• WHAT YOU HAVE TO DO
Check each line of the entries below for the word "background", then report how many have it, with no other words.

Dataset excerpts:

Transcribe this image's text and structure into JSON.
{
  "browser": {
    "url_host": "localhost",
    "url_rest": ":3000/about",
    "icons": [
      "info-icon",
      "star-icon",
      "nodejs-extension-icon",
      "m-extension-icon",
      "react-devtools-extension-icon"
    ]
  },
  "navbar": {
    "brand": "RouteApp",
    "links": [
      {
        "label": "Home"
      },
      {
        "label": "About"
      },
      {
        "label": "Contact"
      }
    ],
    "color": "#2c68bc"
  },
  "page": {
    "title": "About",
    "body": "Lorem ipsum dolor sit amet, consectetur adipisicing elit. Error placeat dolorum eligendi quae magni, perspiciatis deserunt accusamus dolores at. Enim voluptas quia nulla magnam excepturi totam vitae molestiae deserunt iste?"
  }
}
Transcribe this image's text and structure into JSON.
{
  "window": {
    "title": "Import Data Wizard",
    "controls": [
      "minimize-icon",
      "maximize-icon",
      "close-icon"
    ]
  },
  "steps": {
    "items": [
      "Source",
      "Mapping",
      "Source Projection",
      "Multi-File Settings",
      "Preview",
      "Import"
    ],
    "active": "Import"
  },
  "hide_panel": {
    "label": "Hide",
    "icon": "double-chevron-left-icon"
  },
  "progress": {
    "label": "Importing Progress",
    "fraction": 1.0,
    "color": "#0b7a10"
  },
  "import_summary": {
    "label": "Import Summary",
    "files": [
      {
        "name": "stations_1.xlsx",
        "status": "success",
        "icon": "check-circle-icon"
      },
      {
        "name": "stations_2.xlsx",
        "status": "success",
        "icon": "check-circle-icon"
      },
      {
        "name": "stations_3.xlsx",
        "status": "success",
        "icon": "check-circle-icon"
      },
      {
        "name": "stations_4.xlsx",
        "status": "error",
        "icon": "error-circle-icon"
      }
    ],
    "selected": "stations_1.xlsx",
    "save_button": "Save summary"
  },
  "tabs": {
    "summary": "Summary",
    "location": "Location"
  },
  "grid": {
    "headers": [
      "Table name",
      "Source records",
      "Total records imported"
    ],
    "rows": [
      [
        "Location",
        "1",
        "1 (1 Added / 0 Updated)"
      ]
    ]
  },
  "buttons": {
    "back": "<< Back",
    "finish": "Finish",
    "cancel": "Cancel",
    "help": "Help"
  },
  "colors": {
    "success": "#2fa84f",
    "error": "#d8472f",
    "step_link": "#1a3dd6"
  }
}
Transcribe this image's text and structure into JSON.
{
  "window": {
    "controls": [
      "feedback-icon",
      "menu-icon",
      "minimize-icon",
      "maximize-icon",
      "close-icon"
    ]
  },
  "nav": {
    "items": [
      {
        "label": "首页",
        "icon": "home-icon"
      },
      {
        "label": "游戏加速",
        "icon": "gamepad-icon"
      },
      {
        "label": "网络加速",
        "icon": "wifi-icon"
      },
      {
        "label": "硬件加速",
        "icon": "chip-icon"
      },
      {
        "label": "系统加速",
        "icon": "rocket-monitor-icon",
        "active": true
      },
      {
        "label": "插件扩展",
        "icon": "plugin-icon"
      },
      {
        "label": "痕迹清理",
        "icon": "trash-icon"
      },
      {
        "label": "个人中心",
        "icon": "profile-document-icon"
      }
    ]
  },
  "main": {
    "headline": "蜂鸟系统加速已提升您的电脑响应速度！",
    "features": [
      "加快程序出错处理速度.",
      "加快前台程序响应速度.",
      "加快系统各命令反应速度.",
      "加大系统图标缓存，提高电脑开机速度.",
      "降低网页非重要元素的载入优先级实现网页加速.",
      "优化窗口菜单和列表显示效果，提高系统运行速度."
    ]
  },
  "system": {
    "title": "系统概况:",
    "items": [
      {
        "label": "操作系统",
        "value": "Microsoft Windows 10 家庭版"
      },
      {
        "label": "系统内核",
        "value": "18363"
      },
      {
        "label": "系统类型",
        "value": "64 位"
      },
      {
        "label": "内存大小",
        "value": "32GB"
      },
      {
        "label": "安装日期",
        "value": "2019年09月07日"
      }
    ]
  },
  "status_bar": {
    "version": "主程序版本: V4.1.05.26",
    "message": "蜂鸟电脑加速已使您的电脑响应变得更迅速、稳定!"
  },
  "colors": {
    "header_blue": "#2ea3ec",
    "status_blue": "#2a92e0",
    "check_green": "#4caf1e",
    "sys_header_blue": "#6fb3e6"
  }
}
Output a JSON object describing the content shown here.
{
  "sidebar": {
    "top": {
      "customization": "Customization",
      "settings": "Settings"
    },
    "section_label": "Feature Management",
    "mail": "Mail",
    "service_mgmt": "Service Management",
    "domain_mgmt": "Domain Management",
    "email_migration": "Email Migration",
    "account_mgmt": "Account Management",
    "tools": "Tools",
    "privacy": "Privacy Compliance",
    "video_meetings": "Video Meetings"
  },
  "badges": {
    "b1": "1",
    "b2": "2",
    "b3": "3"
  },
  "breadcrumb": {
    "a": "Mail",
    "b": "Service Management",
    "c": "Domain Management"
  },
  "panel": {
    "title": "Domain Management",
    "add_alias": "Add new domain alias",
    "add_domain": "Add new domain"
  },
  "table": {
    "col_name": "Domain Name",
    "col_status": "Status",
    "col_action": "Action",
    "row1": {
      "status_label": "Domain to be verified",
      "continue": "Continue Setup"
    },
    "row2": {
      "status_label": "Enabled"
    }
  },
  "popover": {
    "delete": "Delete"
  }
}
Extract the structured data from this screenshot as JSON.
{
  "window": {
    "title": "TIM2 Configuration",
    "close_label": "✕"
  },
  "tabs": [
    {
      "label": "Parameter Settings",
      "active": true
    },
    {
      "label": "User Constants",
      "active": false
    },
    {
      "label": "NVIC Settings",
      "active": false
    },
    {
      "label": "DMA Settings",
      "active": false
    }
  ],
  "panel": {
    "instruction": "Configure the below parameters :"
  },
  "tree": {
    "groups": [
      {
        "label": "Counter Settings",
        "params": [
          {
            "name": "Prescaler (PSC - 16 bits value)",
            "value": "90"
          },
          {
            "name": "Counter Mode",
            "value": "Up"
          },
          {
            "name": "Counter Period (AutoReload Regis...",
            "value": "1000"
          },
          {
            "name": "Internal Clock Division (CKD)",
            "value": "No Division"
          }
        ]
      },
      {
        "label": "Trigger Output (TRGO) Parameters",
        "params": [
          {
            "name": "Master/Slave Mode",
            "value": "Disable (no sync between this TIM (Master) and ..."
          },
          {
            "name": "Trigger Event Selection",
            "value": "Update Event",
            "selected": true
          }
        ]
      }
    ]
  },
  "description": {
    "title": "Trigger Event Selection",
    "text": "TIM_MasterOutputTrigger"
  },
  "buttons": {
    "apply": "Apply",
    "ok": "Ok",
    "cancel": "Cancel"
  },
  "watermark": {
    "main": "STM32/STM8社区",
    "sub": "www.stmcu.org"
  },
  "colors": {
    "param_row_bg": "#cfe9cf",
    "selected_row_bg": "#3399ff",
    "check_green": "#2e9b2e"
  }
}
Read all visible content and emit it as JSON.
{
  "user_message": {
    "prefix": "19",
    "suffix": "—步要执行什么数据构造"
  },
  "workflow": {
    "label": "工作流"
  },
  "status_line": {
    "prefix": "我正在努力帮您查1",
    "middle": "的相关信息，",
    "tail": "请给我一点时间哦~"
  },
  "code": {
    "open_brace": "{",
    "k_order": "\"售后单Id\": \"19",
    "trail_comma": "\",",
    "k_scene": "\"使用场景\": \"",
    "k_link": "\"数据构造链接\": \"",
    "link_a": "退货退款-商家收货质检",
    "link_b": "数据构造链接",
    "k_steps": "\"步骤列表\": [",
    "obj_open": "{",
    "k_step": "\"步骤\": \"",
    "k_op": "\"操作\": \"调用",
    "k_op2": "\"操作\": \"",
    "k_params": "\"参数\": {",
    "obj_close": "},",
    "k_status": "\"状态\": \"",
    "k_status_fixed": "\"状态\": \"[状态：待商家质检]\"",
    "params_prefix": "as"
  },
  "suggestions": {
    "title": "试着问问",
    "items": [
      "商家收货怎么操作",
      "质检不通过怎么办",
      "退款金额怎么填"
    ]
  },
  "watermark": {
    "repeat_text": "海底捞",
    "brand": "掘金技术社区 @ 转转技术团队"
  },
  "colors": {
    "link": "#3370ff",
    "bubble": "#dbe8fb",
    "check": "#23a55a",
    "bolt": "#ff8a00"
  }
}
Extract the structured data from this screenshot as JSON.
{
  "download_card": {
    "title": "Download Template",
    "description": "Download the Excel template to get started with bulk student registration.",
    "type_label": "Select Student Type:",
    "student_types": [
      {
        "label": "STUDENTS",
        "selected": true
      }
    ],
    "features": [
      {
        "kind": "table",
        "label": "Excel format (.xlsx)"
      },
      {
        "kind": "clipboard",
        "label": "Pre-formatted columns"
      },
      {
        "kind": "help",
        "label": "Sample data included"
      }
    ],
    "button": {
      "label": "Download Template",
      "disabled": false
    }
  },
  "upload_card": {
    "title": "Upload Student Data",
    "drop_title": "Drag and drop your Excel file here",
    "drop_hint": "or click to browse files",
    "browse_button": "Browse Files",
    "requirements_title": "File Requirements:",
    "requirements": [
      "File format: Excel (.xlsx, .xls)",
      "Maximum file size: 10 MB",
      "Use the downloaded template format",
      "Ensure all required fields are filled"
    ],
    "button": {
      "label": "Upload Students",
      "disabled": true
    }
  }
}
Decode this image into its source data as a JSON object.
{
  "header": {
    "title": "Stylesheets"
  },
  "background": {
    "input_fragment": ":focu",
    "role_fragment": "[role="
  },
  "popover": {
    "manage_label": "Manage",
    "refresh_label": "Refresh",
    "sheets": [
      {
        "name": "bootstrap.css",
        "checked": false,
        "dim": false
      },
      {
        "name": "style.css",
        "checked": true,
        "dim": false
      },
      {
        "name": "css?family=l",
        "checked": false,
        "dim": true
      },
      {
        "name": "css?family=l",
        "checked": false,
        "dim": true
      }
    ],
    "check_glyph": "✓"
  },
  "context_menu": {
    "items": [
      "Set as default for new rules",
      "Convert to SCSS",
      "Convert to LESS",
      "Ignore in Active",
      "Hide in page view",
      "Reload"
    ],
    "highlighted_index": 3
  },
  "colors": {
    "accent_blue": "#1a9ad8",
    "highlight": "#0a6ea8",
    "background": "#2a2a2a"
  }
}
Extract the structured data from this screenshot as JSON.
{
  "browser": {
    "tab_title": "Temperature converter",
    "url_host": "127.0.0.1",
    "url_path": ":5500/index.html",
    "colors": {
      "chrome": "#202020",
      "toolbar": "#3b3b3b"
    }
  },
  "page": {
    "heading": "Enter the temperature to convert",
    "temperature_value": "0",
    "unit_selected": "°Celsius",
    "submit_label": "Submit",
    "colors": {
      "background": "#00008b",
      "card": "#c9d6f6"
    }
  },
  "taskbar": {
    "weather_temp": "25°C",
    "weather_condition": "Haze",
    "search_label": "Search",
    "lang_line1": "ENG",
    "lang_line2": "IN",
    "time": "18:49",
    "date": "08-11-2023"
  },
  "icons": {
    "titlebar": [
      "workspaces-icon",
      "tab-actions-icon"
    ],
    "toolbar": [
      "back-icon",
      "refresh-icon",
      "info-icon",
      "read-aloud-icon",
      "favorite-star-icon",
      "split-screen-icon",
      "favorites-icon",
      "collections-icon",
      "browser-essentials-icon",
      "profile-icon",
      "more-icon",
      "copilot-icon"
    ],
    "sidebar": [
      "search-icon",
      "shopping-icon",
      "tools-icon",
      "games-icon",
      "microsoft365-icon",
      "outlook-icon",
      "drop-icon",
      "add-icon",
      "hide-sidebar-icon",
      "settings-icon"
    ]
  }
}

• SOLUTION TO THIS EXERCISE
3